= Beginning of Section =

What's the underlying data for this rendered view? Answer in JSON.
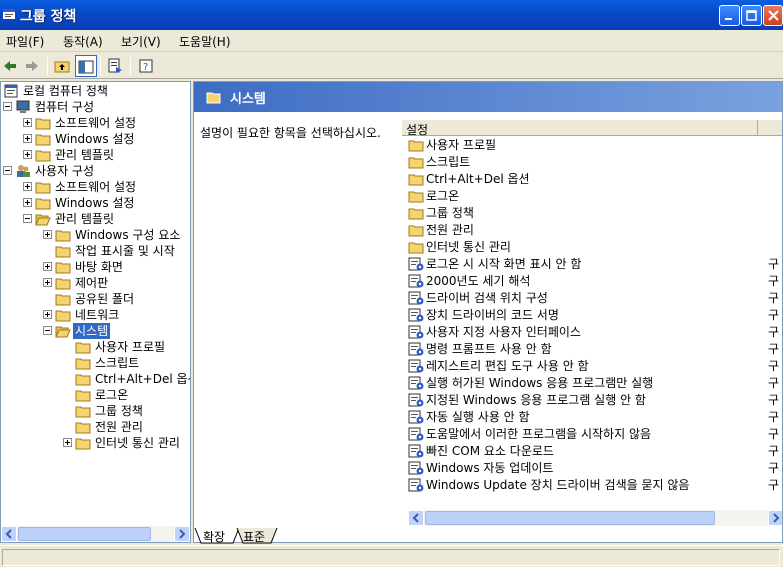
{
  "window": {
    "title": "그룹 정책"
  },
  "menu": [
    "파일(F)",
    "동작(A)",
    "보기(V)",
    "도움말(H)"
  ],
  "tree": {
    "items": [
      {
        "label": "로컬 컴퓨터 정책",
        "icon": "policy-icon"
      },
      {
        "label": "컴퓨터 구성",
        "icon": "computer-icon"
      },
      {
        "label": "소프트웨어 설정",
        "icon": "folder-icon"
      },
      {
        "label": "Windows 설정",
        "icon": "folder-icon"
      },
      {
        "label": "관리 템플릿",
        "icon": "folder-icon"
      },
      {
        "label": "사용자 구성",
        "icon": "users-icon"
      },
      {
        "label": "소프트웨어 설정",
        "icon": "folder-icon"
      },
      {
        "label": "Windows 설정",
        "icon": "folder-icon"
      },
      {
        "label": "관리 템플릿",
        "icon": "folder-open-icon"
      },
      {
        "label": "Windows 구성 요소",
        "icon": "folder-icon"
      },
      {
        "label": "작업 표시줄 및 시작",
        "icon": "folder-icon"
      },
      {
        "label": "바탕 화면",
        "icon": "folder-icon"
      },
      {
        "label": "제어판",
        "icon": "folder-icon"
      },
      {
        "label": "공유된 폴더",
        "icon": "folder-icon"
      },
      {
        "label": "네트워크",
        "icon": "folder-icon"
      },
      {
        "label": "시스템",
        "icon": "folder-open-icon",
        "selected": true
      },
      {
        "label": "사용자 프로필",
        "icon": "folder-icon"
      },
      {
        "label": "스크립트",
        "icon": "folder-icon"
      },
      {
        "label": "Ctrl+Alt+Del 옵션",
        "icon": "folder-icon"
      },
      {
        "label": "로그온",
        "icon": "folder-icon"
      },
      {
        "label": "그룹 정책",
        "icon": "folder-icon"
      },
      {
        "label": "전원 관리",
        "icon": "folder-icon"
      },
      {
        "label": "인터넷 통신 관리",
        "icon": "folder-icon"
      }
    ]
  },
  "right": {
    "header_title": "시스템",
    "description": "설명이 필요한 항목을 선택하십시오.",
    "column_setting": "설정",
    "items": [
      {
        "label": "사용자 프로필",
        "type": "folder",
        "state": ""
      },
      {
        "label": "스크립트",
        "type": "folder",
        "state": ""
      },
      {
        "label": "Ctrl+Alt+Del 옵션",
        "type": "folder",
        "state": ""
      },
      {
        "label": "로그온",
        "type": "folder",
        "state": ""
      },
      {
        "label": "그룹 정책",
        "type": "folder",
        "state": ""
      },
      {
        "label": "전원 관리",
        "type": "folder",
        "state": ""
      },
      {
        "label": "인터넷 통신 관리",
        "type": "folder",
        "state": ""
      },
      {
        "label": "로그온 시 시작 화면 표시 안 함",
        "type": "setting",
        "state": "구"
      },
      {
        "label": "2000년도 세기 해석",
        "type": "setting",
        "state": "구"
      },
      {
        "label": "드라이버 검색 위치 구성",
        "type": "setting",
        "state": "구"
      },
      {
        "label": "장치 드라이버의 코드 서명",
        "type": "setting",
        "state": "구"
      },
      {
        "label": "사용자 지정 사용자 인터페이스",
        "type": "setting",
        "state": "구"
      },
      {
        "label": "명령 프롬프트 사용 안 함",
        "type": "setting",
        "state": "구"
      },
      {
        "label": "레지스트리 편집 도구 사용 안 함",
        "type": "setting",
        "state": "구"
      },
      {
        "label": "실행 허가된 Windows 응용 프로그램만 실행",
        "type": "setting",
        "state": "구"
      },
      {
        "label": "지정된 Windows 응용 프로그램 실행 안 함",
        "type": "setting",
        "state": "구"
      },
      {
        "label": "자동 실행 사용 안 함",
        "type": "setting",
        "state": "구"
      },
      {
        "label": "도움말에서 이러한 프로그램을 시작하지 않음",
        "type": "setting",
        "state": "구"
      },
      {
        "label": "빠진 COM 요소 다운로드",
        "type": "setting",
        "state": "구"
      },
      {
        "label": "Windows 자동 업데이트",
        "type": "setting",
        "state": "구"
      },
      {
        "label": "Windows Update 장치 드라이버 검색을 묻지 않음",
        "type": "setting",
        "state": "구"
      }
    ]
  },
  "tabs": {
    "expanded": "확장",
    "standard": "표준"
  },
  "colors": {
    "titlebar": "#0a5fe0",
    "selection": "#316ac5",
    "folder": "#f5d46e"
  }
}
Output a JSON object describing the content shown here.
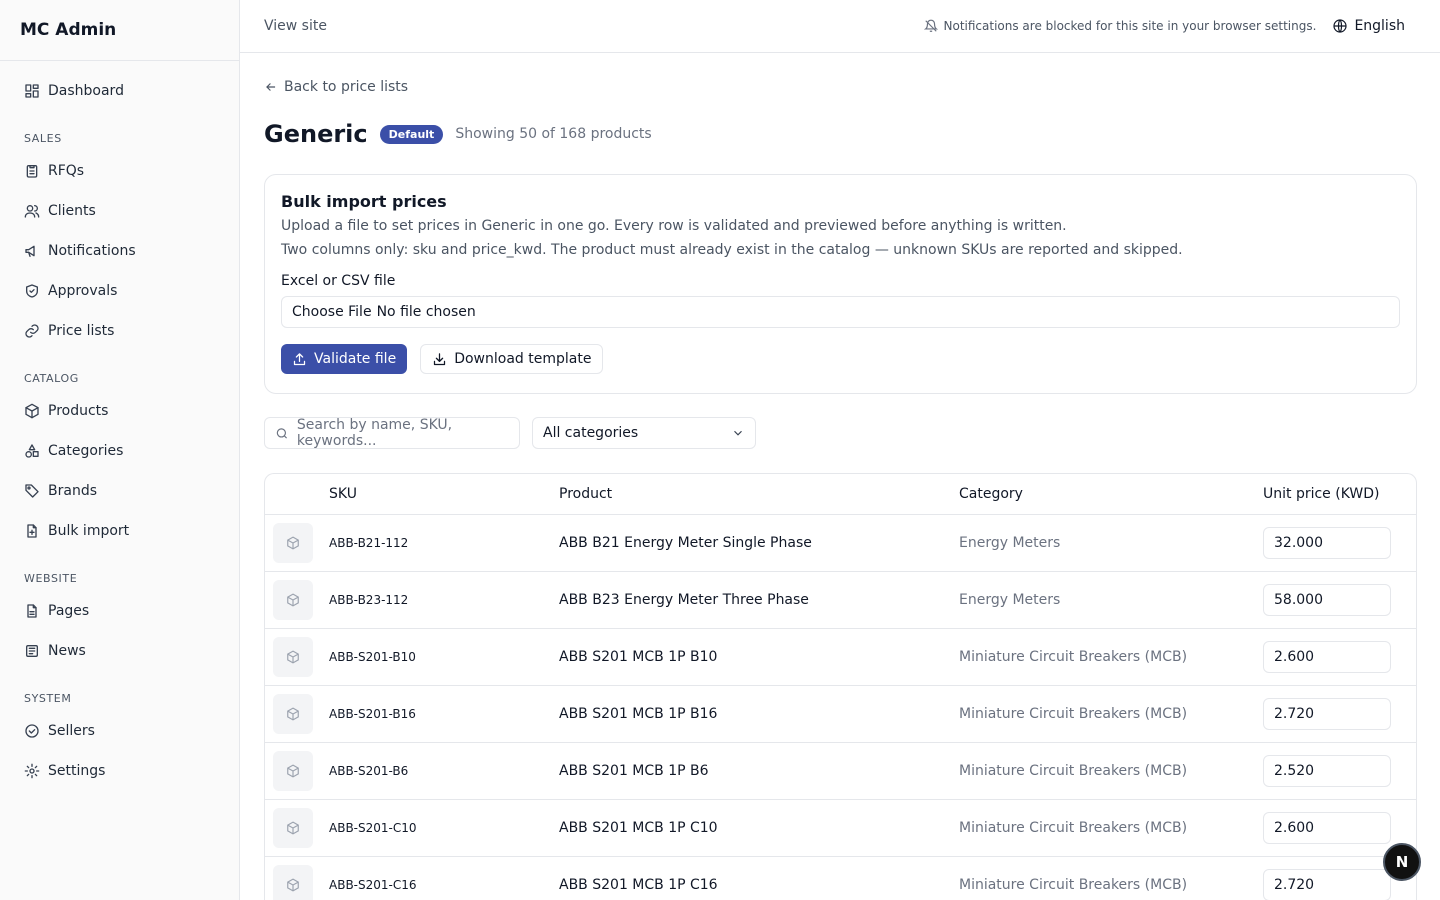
{
  "sidebar": {
    "brand": "MC Admin",
    "dashboard": "Dashboard",
    "sections": {
      "sales": "SALES",
      "catalog": "CATALOG",
      "website": "WEBSITE",
      "system": "SYSTEM"
    },
    "items": {
      "rfqs": "RFQs",
      "clients": "Clients",
      "notifications": "Notifications",
      "approvals": "Approvals",
      "price_lists": "Price lists",
      "products": "Products",
      "categories": "Categories",
      "brands": "Brands",
      "bulk_import": "Bulk import",
      "pages": "Pages",
      "news": "News",
      "sellers": "Sellers",
      "settings": "Settings"
    }
  },
  "topbar": {
    "view_site": "View site",
    "notice": "Notifications are blocked for this site in your browser settings.",
    "language": "English"
  },
  "page": {
    "back": "Back to price lists",
    "title": "Generic",
    "badge": "Default",
    "count": "Showing 50 of 168 products"
  },
  "import_card": {
    "title": "Bulk import prices",
    "desc1": "Upload a file to set prices in Generic in one go. Every row is validated and previewed before anything is written.",
    "desc2": "Two columns only: sku and price_kwd. The product must already exist in the catalog — unknown SKUs are reported and skipped.",
    "file_label": "Excel or CSV file",
    "choose_file": "Choose File",
    "no_file": "No file chosen",
    "validate_btn": "Validate file",
    "download_btn": "Download template"
  },
  "filters": {
    "search_placeholder": "Search by name, SKU, keywords...",
    "category_select": "All categories"
  },
  "table": {
    "headers": {
      "sku": "SKU",
      "product": "Product",
      "category": "Category",
      "price": "Unit price (KWD)"
    },
    "rows": [
      {
        "sku": "ABB-B21-112",
        "product": "ABB B21 Energy Meter Single Phase",
        "category": "Energy Meters",
        "price": "32.000"
      },
      {
        "sku": "ABB-B23-112",
        "product": "ABB B23 Energy Meter Three Phase",
        "category": "Energy Meters",
        "price": "58.000"
      },
      {
        "sku": "ABB-S201-B10",
        "product": "ABB S201 MCB 1P B10",
        "category": "Miniature Circuit Breakers (MCB)",
        "price": "2.600"
      },
      {
        "sku": "ABB-S201-B16",
        "product": "ABB S201 MCB 1P B16",
        "category": "Miniature Circuit Breakers (MCB)",
        "price": "2.720"
      },
      {
        "sku": "ABB-S201-B6",
        "product": "ABB S201 MCB 1P B6",
        "category": "Miniature Circuit Breakers (MCB)",
        "price": "2.520"
      },
      {
        "sku": "ABB-S201-C10",
        "product": "ABB S201 MCB 1P C10",
        "category": "Miniature Circuit Breakers (MCB)",
        "price": "2.600"
      },
      {
        "sku": "ABB-S201-C16",
        "product": "ABB S201 MCB 1P C16",
        "category": "Miniature Circuit Breakers (MCB)",
        "price": "2.720"
      }
    ]
  },
  "fab": "N"
}
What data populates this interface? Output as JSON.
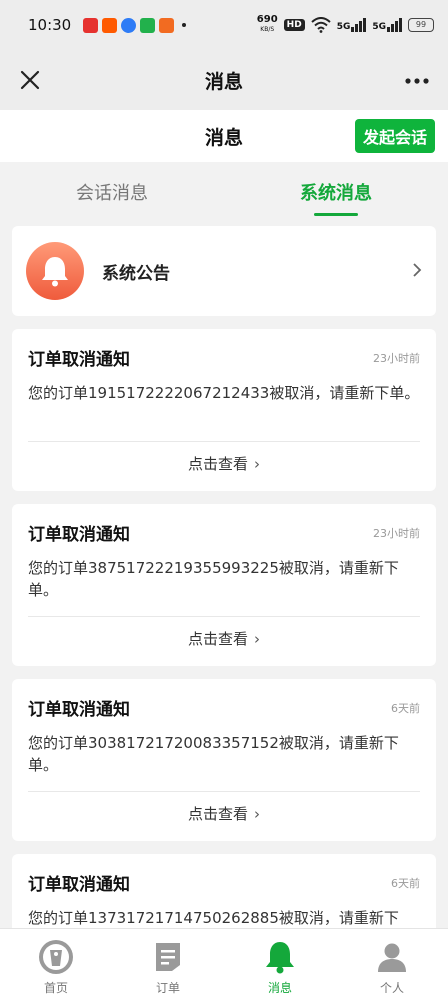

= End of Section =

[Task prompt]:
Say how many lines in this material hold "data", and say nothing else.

[Response to the exercise]:
2